If you don't have a fever does that mean you can't spread the flu? Does hand washing really help prevent the flu?
How about kissing? Will that spread the bug to your loved ones?
Along with germs, stories and myths usually spread like wildfire every year around flu season. Armed
with the truth, you can defend yourself from catching the flu this winter with a little know-how:
Myth: People can get the flu from a flu
Truth: You may get a bit of a fever and feel
a bit achy for 24 hours, but that is a good sign. It's not the flu, but rather it's your immune
response to the vaccine.
Myth: People are not contagious without
Truth: Most colds have very little fever but
the cold germ is still contagious. Children are typically infectious up to two days before they
develop a sniffle. Adults are most contagious at the peak of sneezing and coughing, which is usually
the first two days. You will, however, continue to shed the virus, albeit in lesser amounts, for
up to a week.
Myth: Cold weather will give you a cold.
Truth: While you may be more susceptible to
germs in cold, blustery weather, the common cold is caused by a virus, not by environmental temperature.
Instead, boost your immunity to these viruses by developing a lifestyle with sufficient rest,
regular moderate exercise, less stress, thorough hand washing and good nutrition.
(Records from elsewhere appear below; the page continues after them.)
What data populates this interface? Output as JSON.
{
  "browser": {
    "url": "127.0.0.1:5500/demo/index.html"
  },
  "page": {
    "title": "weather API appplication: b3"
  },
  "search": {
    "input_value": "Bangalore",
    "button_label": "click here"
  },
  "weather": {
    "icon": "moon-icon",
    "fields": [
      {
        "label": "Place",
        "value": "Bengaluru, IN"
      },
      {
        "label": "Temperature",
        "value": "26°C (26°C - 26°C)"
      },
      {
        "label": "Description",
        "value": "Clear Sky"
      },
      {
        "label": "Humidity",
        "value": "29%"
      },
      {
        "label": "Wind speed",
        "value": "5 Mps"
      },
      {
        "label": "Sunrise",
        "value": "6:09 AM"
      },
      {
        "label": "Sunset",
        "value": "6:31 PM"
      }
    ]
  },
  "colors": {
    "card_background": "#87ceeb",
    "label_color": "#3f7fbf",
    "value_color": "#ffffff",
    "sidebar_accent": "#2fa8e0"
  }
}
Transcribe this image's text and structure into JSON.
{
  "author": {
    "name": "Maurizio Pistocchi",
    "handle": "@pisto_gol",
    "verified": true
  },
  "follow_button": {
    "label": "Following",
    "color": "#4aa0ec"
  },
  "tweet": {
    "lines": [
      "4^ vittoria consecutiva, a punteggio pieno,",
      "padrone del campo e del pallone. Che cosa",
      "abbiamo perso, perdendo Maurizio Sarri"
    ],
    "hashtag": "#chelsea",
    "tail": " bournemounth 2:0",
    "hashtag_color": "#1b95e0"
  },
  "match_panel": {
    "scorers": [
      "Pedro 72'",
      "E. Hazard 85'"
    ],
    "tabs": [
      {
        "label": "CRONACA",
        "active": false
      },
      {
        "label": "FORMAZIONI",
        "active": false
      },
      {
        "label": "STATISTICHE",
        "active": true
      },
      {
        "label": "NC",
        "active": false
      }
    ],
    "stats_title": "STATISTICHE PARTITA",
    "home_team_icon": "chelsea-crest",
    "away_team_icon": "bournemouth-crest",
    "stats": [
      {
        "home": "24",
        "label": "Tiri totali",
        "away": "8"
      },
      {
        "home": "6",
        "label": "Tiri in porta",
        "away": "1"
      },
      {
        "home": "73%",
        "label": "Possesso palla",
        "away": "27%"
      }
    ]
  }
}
That said, you may also want to try natural flu remedies containing nutritional immune boosters like homemade chicken soup and recipes with lots of garlic.
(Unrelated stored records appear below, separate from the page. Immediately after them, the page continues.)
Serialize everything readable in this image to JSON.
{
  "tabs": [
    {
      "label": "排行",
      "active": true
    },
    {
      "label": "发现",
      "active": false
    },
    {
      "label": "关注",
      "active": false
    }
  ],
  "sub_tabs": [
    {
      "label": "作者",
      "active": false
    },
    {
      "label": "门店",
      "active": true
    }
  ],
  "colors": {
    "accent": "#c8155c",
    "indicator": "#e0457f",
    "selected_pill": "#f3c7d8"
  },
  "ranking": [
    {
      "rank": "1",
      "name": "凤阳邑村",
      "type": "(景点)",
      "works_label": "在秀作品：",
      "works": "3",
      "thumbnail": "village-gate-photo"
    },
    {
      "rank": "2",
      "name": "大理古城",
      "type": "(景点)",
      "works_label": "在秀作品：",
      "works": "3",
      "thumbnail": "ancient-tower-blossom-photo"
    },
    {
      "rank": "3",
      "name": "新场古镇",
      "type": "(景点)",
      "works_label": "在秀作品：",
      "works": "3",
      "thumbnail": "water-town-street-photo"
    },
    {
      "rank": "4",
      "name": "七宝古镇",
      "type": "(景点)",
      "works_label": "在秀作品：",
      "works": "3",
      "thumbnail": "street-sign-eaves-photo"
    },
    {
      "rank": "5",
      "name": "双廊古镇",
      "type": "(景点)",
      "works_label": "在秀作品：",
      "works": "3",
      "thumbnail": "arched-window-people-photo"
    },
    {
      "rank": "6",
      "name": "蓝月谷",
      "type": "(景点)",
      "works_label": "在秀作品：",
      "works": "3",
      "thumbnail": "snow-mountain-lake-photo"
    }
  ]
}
Myth: Kissing spreads colds.
Truth: Keep kissing. With colds, just about
the safest contact is a kiss, because saliva contains no viral particles. By contrast, secretions
from your eyes and nose have high viral titres. If you rub your eyes and then shake hands, your
cold will spread much faster than with a kiss.
About The Author...
Dr. Neil Schachter, author of "The Good Doctor's Guide to Colds and Flu"